Here in North Jersey, the start of a New Year gives us the opportunity to reflect and find ways to improve ourselves academically as well as personally. It poses an interesting time for new beginnings and a clean slate. Has your student been struggling? Has homework been a challenge? Is your student working at their potential? Here are a few resolutions that can help motivate your student to improve their grades and confidence.
Talk About It
It’s normal for bad grades to create tension, as parents want to see their student succeed and work to his/her potential. It’s vital to keep the lines of communication open and most importantly listen to what your student tells you. If your student is reticent to talk about school work because it’s a source of anxiety, consider presenting the idea of getting academic support from a one-to-one tutor who can also act as a personal mentor.
As your student‘s grades increase, their confidence builds. The strain on the family is often reduced as lines of communication open and your student feels understood and supported.
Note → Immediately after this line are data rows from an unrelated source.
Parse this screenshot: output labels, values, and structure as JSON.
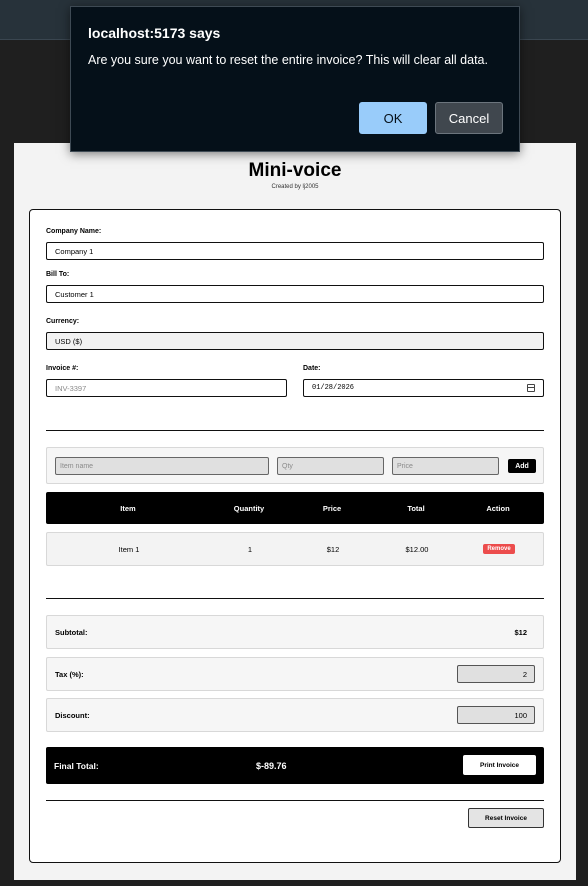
{
  "dialog": {
    "title": "localhost:5173 says",
    "message": "Are you sure you want to reset the entire invoice? This will clear all data.",
    "ok_label": "OK",
    "cancel_label": "Cancel"
  },
  "app": {
    "title": "Mini-voice",
    "subtitle": "Created by lj2005"
  },
  "form": {
    "company_label": "Company Name:",
    "company_value": "Company 1",
    "billto_label": "Bill To:",
    "billto_value": "Customer 1",
    "currency_label": "Currency:",
    "currency_value": "USD ($)",
    "invoice_label": "Invoice #:",
    "invoice_placeholder": "INV-3397",
    "date_label": "Date:",
    "date_value": "01/28/2026"
  },
  "add_item": {
    "name_placeholder": "Item name",
    "qty_placeholder": "Qty",
    "price_placeholder": "Price",
    "add_label": "Add"
  },
  "table": {
    "headers": [
      "Item",
      "Quantity",
      "Price",
      "Total",
      "Action"
    ],
    "rows": [
      {
        "item": "Item 1",
        "quantity": "1",
        "price": "$12",
        "total": "$12.00",
        "action": "Remove"
      }
    ]
  },
  "summary": {
    "subtotal_label": "Subtotal:",
    "subtotal_value": "$12",
    "tax_label": "Tax (%):",
    "tax_value": "2",
    "discount_label": "Discount:",
    "discount_value": "100",
    "final_label": "Final Total:",
    "final_value": "$-89.76",
    "print_label": "Print Invoice",
    "reset_label": "Reset Invoice"
  },
  "icons": {
    "date_picker": "calendar-icon"
  },
  "colors": {
    "dialog_bg": "#051019",
    "ok_button": "#99ccfa",
    "remove_button": "#ec4c4c"
  }
}
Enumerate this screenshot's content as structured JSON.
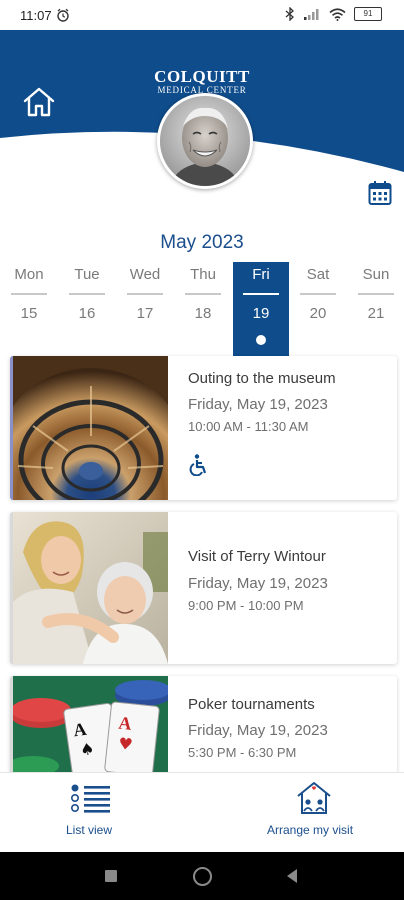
{
  "status_bar": {
    "time": "11:07",
    "battery": "91"
  },
  "header": {
    "brand_line1": "COLQUITT",
    "brand_line2": "MEDICAL CENTER",
    "brand_color": "#0f4c8b"
  },
  "calendar": {
    "month_title": "May 2023",
    "days": [
      {
        "name": "Mon",
        "num": "15",
        "selected": false
      },
      {
        "name": "Tue",
        "num": "16",
        "selected": false
      },
      {
        "name": "Wed",
        "num": "17",
        "selected": false
      },
      {
        "name": "Thu",
        "num": "18",
        "selected": false
      },
      {
        "name": "Fri",
        "num": "19",
        "selected": true
      },
      {
        "name": "Sat",
        "num": "20",
        "selected": false
      },
      {
        "name": "Sun",
        "num": "21",
        "selected": false
      }
    ]
  },
  "events": [
    {
      "title": "Outing to the museum",
      "date": "Friday, May 19, 2023",
      "time": "10:00 AM - 11:30 AM",
      "accessible": true,
      "image": "spiral-staircase-photo"
    },
    {
      "title": "Visit of Terry Wintour",
      "date": "Friday, May 19, 2023",
      "time": "9:00 PM - 10:00 PM",
      "accessible": false,
      "image": "caregiver-with-senior-photo"
    },
    {
      "title": "Poker tournaments",
      "date": "Friday, May 19, 2023",
      "time": "5:30 PM - 6:30 PM",
      "accessible": false,
      "image": "poker-cards-chips-photo"
    }
  ],
  "bottom_nav": {
    "list_view_label": "List view",
    "arrange_visit_label": "Arrange my visit"
  }
}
You want your student to succeed, but without a roadmap and goals, those dreams are just wishes. Plan a meeting with your student and their teacher to talk about areas where they need academic support. Then let your student divulate SMART goals.
S.M.A.R.T. goals are specific, measurable, achievable, results-focused, and time-bound. These goals should be set by your student so that they are more likely to take responsibility for fulfilling them.
Studies find that students who write down their goals are 42% more likely to achieve them. Those who tell a friend increase their odds to a whopping 78%, so get them writing and talking about their goals. Set long- and short-term goals so that little victories along the way fuel their enthusiasm.
One of the most important things to remember is that you are not alone. Your student is exceptional in their own unique way and capable of accomplishing their goals, one step at a time. It is important to find the best way to teach them in a way that resonates with their learning style.
Like you, teachers really want your student to grow and learn. They are invaluable partners in your student’s success, so speak with them about what goals are realistic so your student sees and feels improvement. Check in regularly with them to ascertain progress and continually update your strategies.
If your student needs more time than the teacher can give, one-to-one tutors are there to re-teach, and fill in the missing building blocks of knowledge that your student may need. They teach in a way that lends itself to each student’s individual learning style.
Encourage, rather than criticize and believe in your student. Offer rewards when goals are reached and praise when even small improvements are made. Changing the conversation about school and being positive and encouraging may change their attitudes towards school.
Be a Homework Helper
If homework is a daily struggle, help by creating an atmosphere conducive to studying. Create a workspace that is well-lit and comfortable with a few distractions as possible. It is best to keep siblings away when your child is studying and offer help and support when needed. Homework time should be free from social media, technology, TV and other distractions.
Let this year be your family’s best ever. Foster a positive atmosphere for learning and support your student’s need to achieve their goals.